Super Mario 64 is a direct port of the Nintendo 64 version. Since the joysticks were a little different then, I ran into some issues: trouble getting around objects, turning the camera around, and performing some stunts, which was more evident later in the game. Still, revisiting this setting was a good experience.
This port of the Shindou version fixed the exploits speed runners used in the original game, which means this version won’t be suitable to achieve competitive times in this modality. Furthermore, it doesn’t include any Nintendo 3DS remake features, in which it was possible to play with other characters, such as Yoshi or Luigi.
Super Mario Sunshine
Nobody can imagine how much I wanted Sunshine on Switch. It is one of those games that was already impressive for its gameplay, concepts, and graphics.

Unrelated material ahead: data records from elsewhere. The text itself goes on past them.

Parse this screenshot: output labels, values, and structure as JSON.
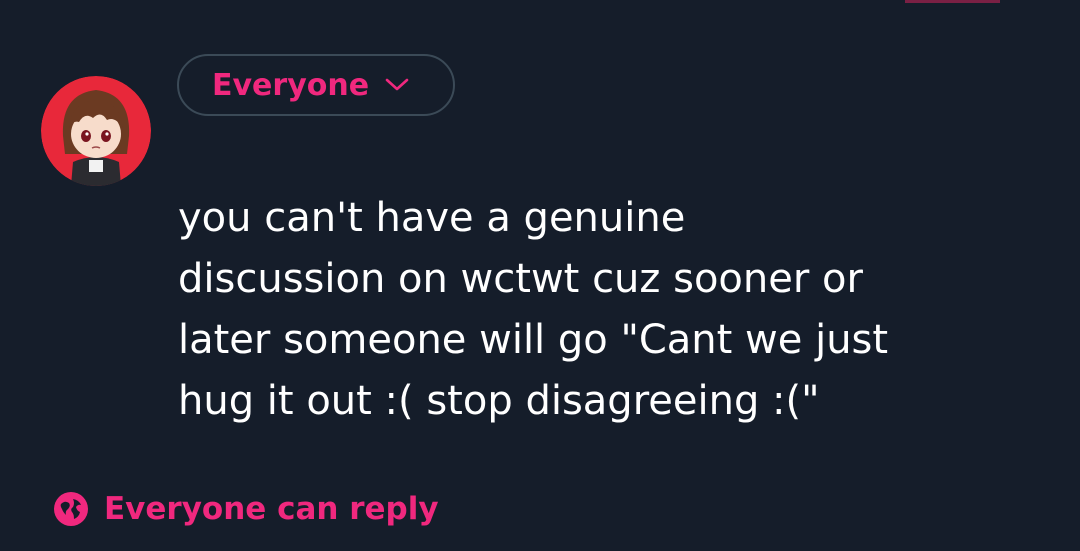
{
  "composer": {
    "audience_label": "Everyone",
    "text": "you can't have a genuine\ndiscussion on wctwt cuz sooner or\nlater someone will go \"Cant we just\nhug it out :( stop disagreeing :(\"",
    "reply_setting_label": "Everyone can reply"
  },
  "icons": {
    "audience_chevron": "chevron-down-icon",
    "reply_globe": "globe-icon"
  },
  "colors": {
    "background": "#151d2a",
    "accent": "#f0287e",
    "text": "#ffffff",
    "pill_border": "#3b4a57"
  }
}
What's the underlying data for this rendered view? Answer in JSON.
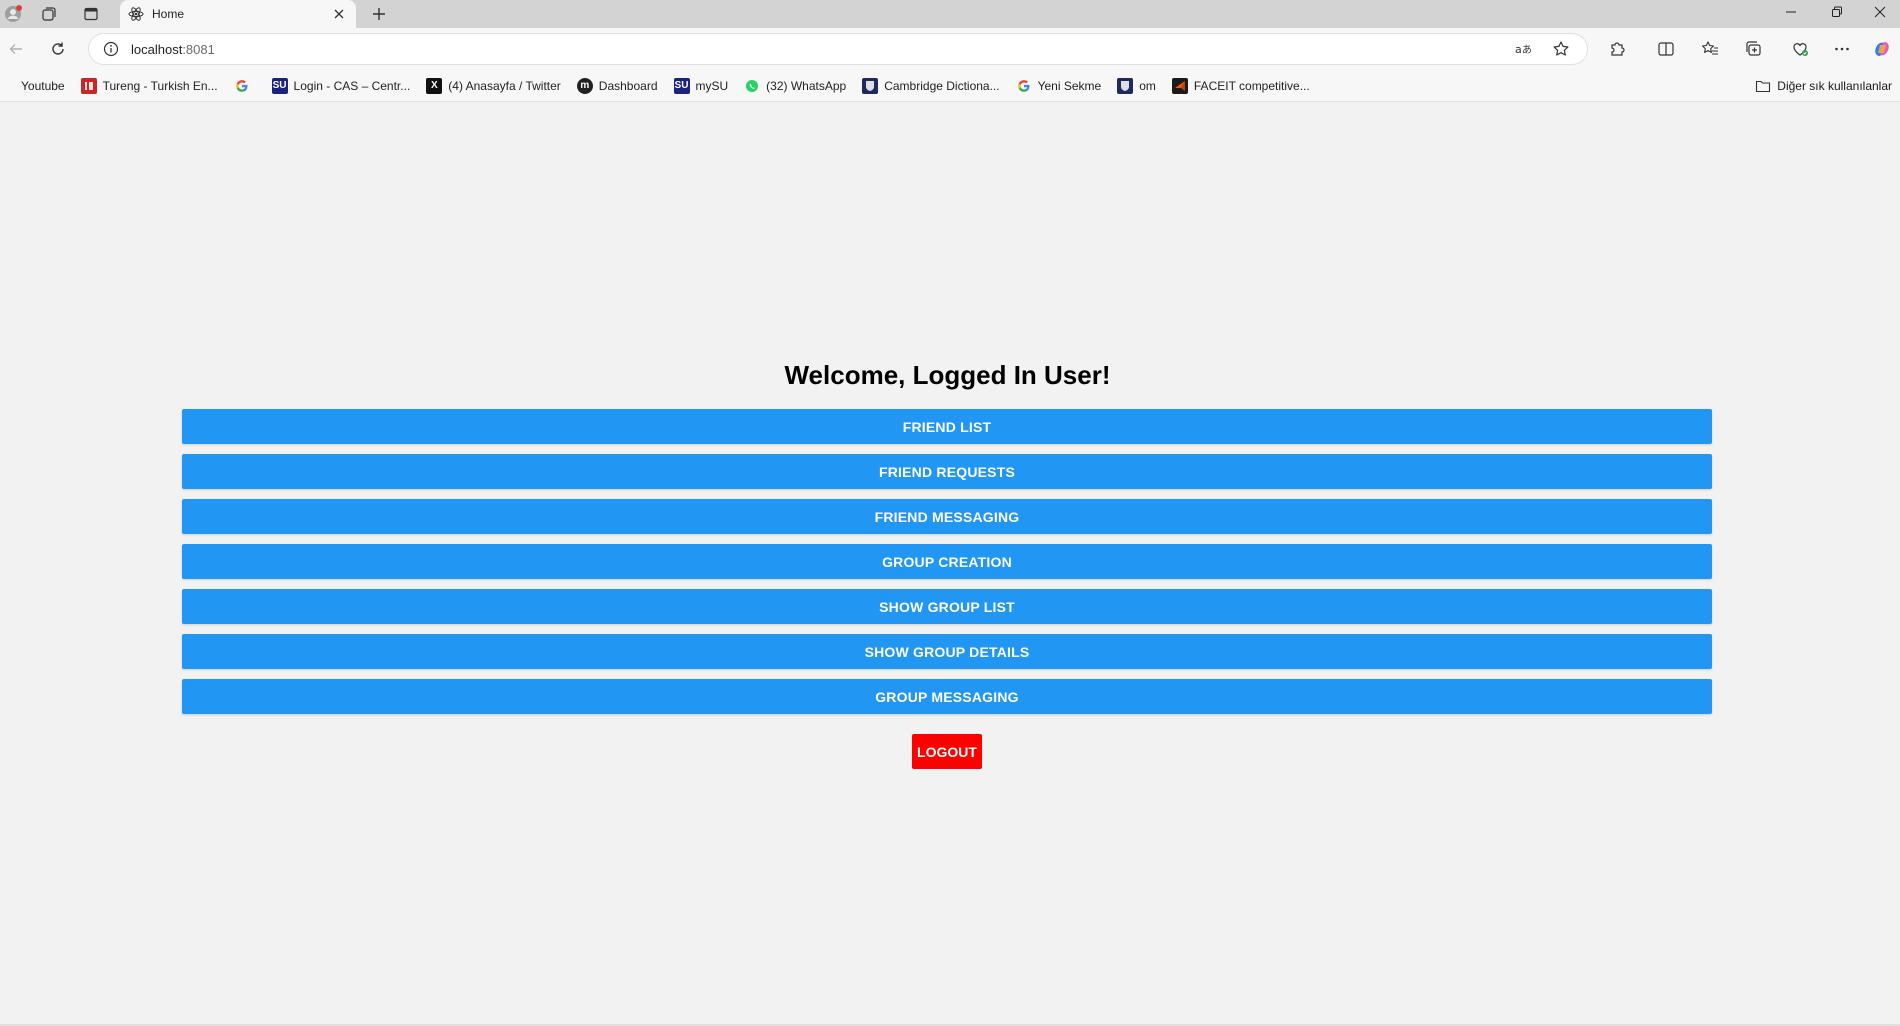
{
  "browser": {
    "tab_title": "Home",
    "url_host": "localhost",
    "url_port": ":8081",
    "colors": {
      "tabstrip": "#d3d3d3",
      "toolbar": "#f7f7f7"
    }
  },
  "bookmarks": {
    "items": [
      {
        "label": "Youtube",
        "icon": "youtube-icon"
      },
      {
        "label": "Tureng - Turkish En...",
        "icon": "tureng-icon"
      },
      {
        "label": "",
        "icon": "google-icon"
      },
      {
        "label": "Login - CAS – Centr...",
        "icon": "su-icon"
      },
      {
        "label": "(4) Anasayfa / Twitter",
        "icon": "x-icon"
      },
      {
        "label": "Dashboard",
        "icon": "dashboard-icon"
      },
      {
        "label": "mySU",
        "icon": "su-icon"
      },
      {
        "label": "(32) WhatsApp",
        "icon": "whatsapp-icon"
      },
      {
        "label": "Cambridge Dictiona...",
        "icon": "cambridge-icon"
      },
      {
        "label": "Yeni Sekme",
        "icon": "google-icon"
      },
      {
        "label": "om",
        "icon": "om-icon"
      },
      {
        "label": "FACEIT competitive...",
        "icon": "faceit-icon"
      }
    ],
    "other_label": "Diğer sık kullanılanlar"
  },
  "page": {
    "welcome": "Welcome, Logged In User!",
    "buttons": [
      "FRIEND LIST",
      "FRIEND REQUESTS",
      "FRIEND MESSAGING",
      "GROUP CREATION",
      "SHOW GROUP LIST",
      "SHOW GROUP DETAILS",
      "GROUP MESSAGING"
    ],
    "logout": "LOGOUT",
    "colors": {
      "primary": "#2196f3",
      "danger": "#ff0000",
      "background": "#f2f2f2"
    }
  }
}
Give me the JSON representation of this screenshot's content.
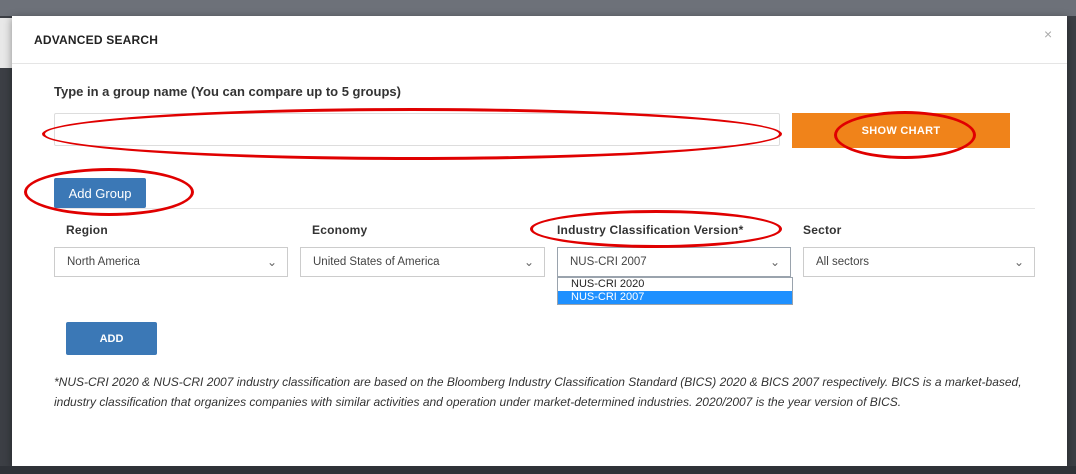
{
  "modal": {
    "title": "ADVANCED SEARCH",
    "close_glyph": "×"
  },
  "group": {
    "label": "Type in a group name (You can compare up to 5 groups)",
    "input_value": "",
    "input_placeholder": "",
    "show_chart_label": "SHOW CHART",
    "add_group_label": "Add Group"
  },
  "filters": {
    "region": {
      "label": "Region",
      "value": "North America"
    },
    "economy": {
      "label": "Economy",
      "value": "United States of America"
    },
    "industry": {
      "label": "Industry Classification Version*",
      "value": "NUS-CRI 2007",
      "options": [
        "NUS-CRI 2020",
        "NUS-CRI 2007"
      ],
      "selected_option": "NUS-CRI 2007"
    },
    "sector": {
      "label": "Sector",
      "value": "All sectors"
    }
  },
  "add_label": "ADD",
  "footnote": "*NUS-CRI 2020 & NUS-CRI 2007 industry classification are based on the Bloomberg Industry Classification Standard (BICS) 2020 & BICS 2007 respectively. BICS is a market-based, industry classification that organizes companies with similar activities and operation under market-determined industries. 2020/2007 is the year version of BICS.",
  "icons": {
    "chevron": "chevron-down-icon",
    "close": "close-icon"
  },
  "colors": {
    "primary": "#3b78b6",
    "accent": "#f0831a",
    "annotation": "#e00000",
    "dropdown_highlight": "#1e90ff"
  }
}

In Super Mario Sunshine, Mario and Peach and their crew of Toads decide to take a vacation but have a troubled landing on the tropical Island Delfino. A mysterious shadow, who looks like Mario, polluted the whole landscape, leaving the island in the dark. Mario is mistaken for him and arrested. Fludd, a smart water jetpack species, is the focal point of this game, making the adventure a lot of fun, as it is central to mobility and challenge solving throughout the narrative.

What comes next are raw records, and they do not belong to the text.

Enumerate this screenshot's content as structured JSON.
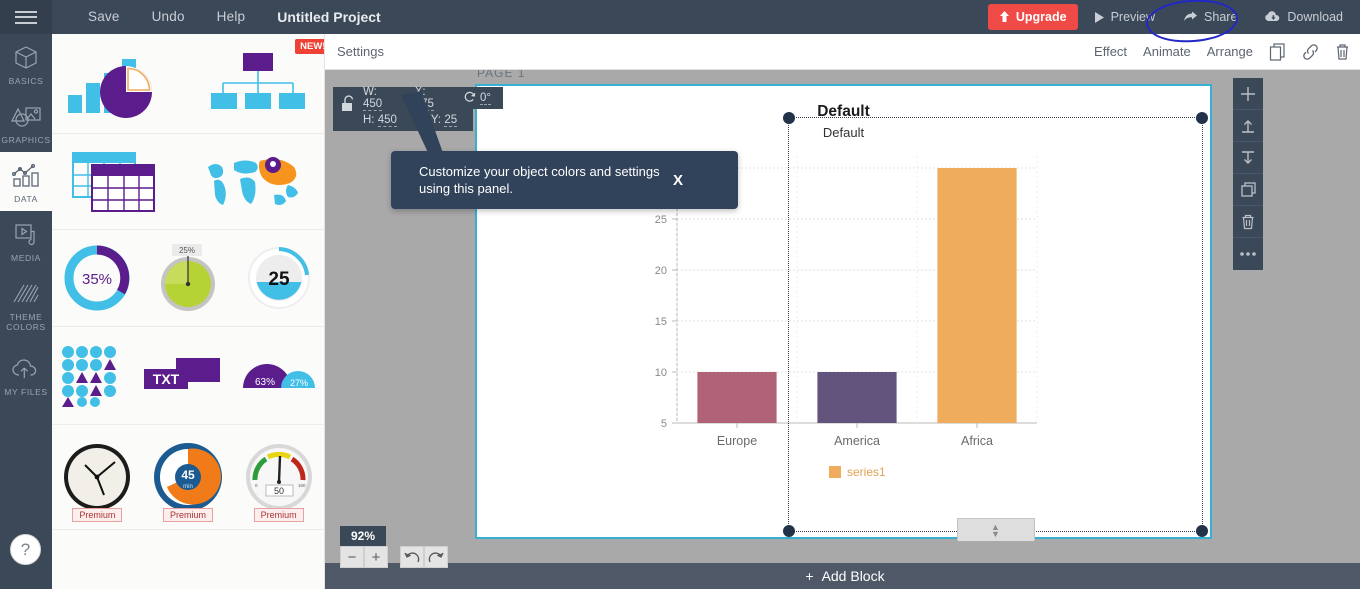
{
  "topbar": {
    "menu": [
      {
        "label": "Save",
        "name": "save"
      },
      {
        "label": "Undo",
        "name": "undo"
      },
      {
        "label": "Help",
        "name": "help"
      }
    ],
    "project_title": "Untitled Project",
    "upgrade_label": "Upgrade",
    "preview_label": "Preview",
    "share_label": "Share",
    "download_label": "Download",
    "upgrade_color": "#f04a46",
    "bar_color": "#3b4858"
  },
  "rail": {
    "items": [
      {
        "label": "BASICS",
        "icon": "cube-icon",
        "active": false
      },
      {
        "label": "GRAPHICS",
        "icon": "image-shapes-icon",
        "active": false
      },
      {
        "label": "DATA",
        "icon": "chart-data-icon",
        "active": true
      },
      {
        "label": "MEDIA",
        "icon": "video-play-icon",
        "active": false
      },
      {
        "label": "THEME\nCOLORS",
        "icon": "diagonal-lines-icon",
        "active": false
      },
      {
        "label": "MY FILES",
        "icon": "cloud-upload-icon",
        "active": false
      }
    ]
  },
  "assets": {
    "badge_new": "NEW!",
    "premium_label": "Premium",
    "items": [
      {
        "name": "charts-thumb",
        "caption": ""
      },
      {
        "name": "org-chart-thumb",
        "caption": ""
      },
      {
        "name": "table-thumb",
        "caption": ""
      },
      {
        "name": "map-thumb",
        "caption": ""
      },
      {
        "name": "donut-35-thumb",
        "value": "35%"
      },
      {
        "name": "pie-gauge-25-thumb",
        "value": "25%"
      },
      {
        "name": "level-gauge-25-thumb",
        "value": "25"
      },
      {
        "name": "dot-matrix-thumb",
        "caption": ""
      },
      {
        "name": "txt-badge-thumb",
        "value": "TXT"
      },
      {
        "name": "semicircle-thumb",
        "value_a": "63%",
        "value_b": "27%"
      },
      {
        "name": "clock-thumb",
        "caption": ""
      },
      {
        "name": "timer-45-thumb",
        "value": "45",
        "unit": "min"
      },
      {
        "name": "speedometer-50-thumb",
        "value": "50",
        "min": "0",
        "max": "100"
      }
    ]
  },
  "settingsbar": {
    "label": "Settings",
    "effect": "Effect",
    "animate": "Animate",
    "arrange": "Arrange",
    "icons": [
      "duplicate-icon",
      "link-icon",
      "trash-icon"
    ]
  },
  "canvas": {
    "page_tag": "PAGE 1",
    "props": {
      "width_label": "W:",
      "width_value": "450",
      "x_label": "X:",
      "x_value": "175",
      "rotation_label": "0°",
      "height_label": "H:",
      "height_value": "450",
      "y_label": "Y:",
      "y_value": "25"
    }
  },
  "tooltip": {
    "text": "Customize your object colors and settings using this panel.",
    "close_label": "X"
  },
  "vtools": {
    "items": [
      {
        "name": "add-icon"
      },
      {
        "name": "align-top-icon"
      },
      {
        "name": "align-bottom-icon"
      },
      {
        "name": "duplicate-layers-icon"
      },
      {
        "name": "delete-trash-icon"
      },
      {
        "name": "more-options-icon"
      }
    ]
  },
  "zoom_controls": {
    "level": "92%",
    "minus": "−",
    "plus": "+",
    "undo_icon": "rotate-left-icon",
    "redo_icon": "rotate-right-icon"
  },
  "add_block": {
    "label": "Add Block",
    "plus": "+"
  },
  "help": {
    "label": "?"
  },
  "chart_data": {
    "type": "bar",
    "title": "Default",
    "subtitle": "Default",
    "categories": [
      "Europe",
      "America",
      "Africa"
    ],
    "values": [
      10,
      10,
      30
    ],
    "series": [
      {
        "name": "series1",
        "values": [
          10,
          10,
          30
        ]
      }
    ],
    "bar_colors": [
      "#b06377",
      "#63547e",
      "#f0ac5d"
    ],
    "legend": [
      "series1"
    ],
    "legend_position": "bottom",
    "legend_color": "#f0ac5d",
    "ylabel": "",
    "xlabel": "",
    "yticks": [
      5,
      10,
      15,
      20,
      25,
      30
    ],
    "ylim": [
      5,
      30
    ],
    "grid": true,
    "tick_color": "#8a8a8a"
  }
}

Super Mario Sunshine has had a more significant improvement. The cut-scenes are still blurred, like in the original game, but the resolution, while maintaining the original edges, has been improved to 1080p and works very well on Switch in any mode.
The map is semi-open; that is, you can visit several points at the beginning. You need to collect shine sprites to unlock perks and new areas. Hence, Mario will be able to rid the island Delfino of all the gooey paint and retrieve the light and the island’s icon by defeating Bowser.
There were some less positive aspects, like some places where the camera is stuck, and I couldn’t have a decent angle to do certain maneuvers. But still, it is a pleasant way to retrieve the original gaming experience.
Super Mario Galaxy
In Super Mario Galaxy, when Mario thought he could enjoy the Star Festival with Princess Peach, Bowser kidnaps her and takes her into space. Mario will have to travel through several planets and galaxies, with all kinds of platform challenges familiar to us in the Mario style. It was also on Galaxy that Rosalina was introduced to the story before joining other Super Smash Bros or Mario Kart titles. Rosalina guides Mario through the cosmos, looking for more stars and star fragments to help him save Peach.
Super Mario Galaxy (no pun intended) is the star of this collection. With an HD version, it’s the game out of all three that was visually more captivating, in a style that was already stunning, with that fantastic soundtrack that I missed so much.
Galaxy ended up being, in 2007, a showcase of the potential of Wii and WiiMote, and today, on Switch, it doesn’t disappoint and does the same thing. The controls and camera, in general, work well and have been well adapted. There is also a small variation in the commands; in handheld mode, you use Touch-screen to shoot or collect stars, whereas in TV Mode, you use motions. There are also specific levels that require the use of motions.
Super Mario 3D All-Stars is essential from a historical point of view, not only for new but also returning players. It brings together in one system (plus the Online Service NES and SNES games) virtually all icons that paved Mario’s way toward his adventures as they are today. Besides, the soundtracks of all three titles are available on the menu.
Playing these three classic games again was a good dose of nostalgia, in particular, because of the duality of the Switch TV / Handheld modes.
For some reason, Super Mario 3D All-Stars will only be available until March 2021.
Notes: Game kindly provided by Nintendo Portugal
Post in collaboration with Moshbit.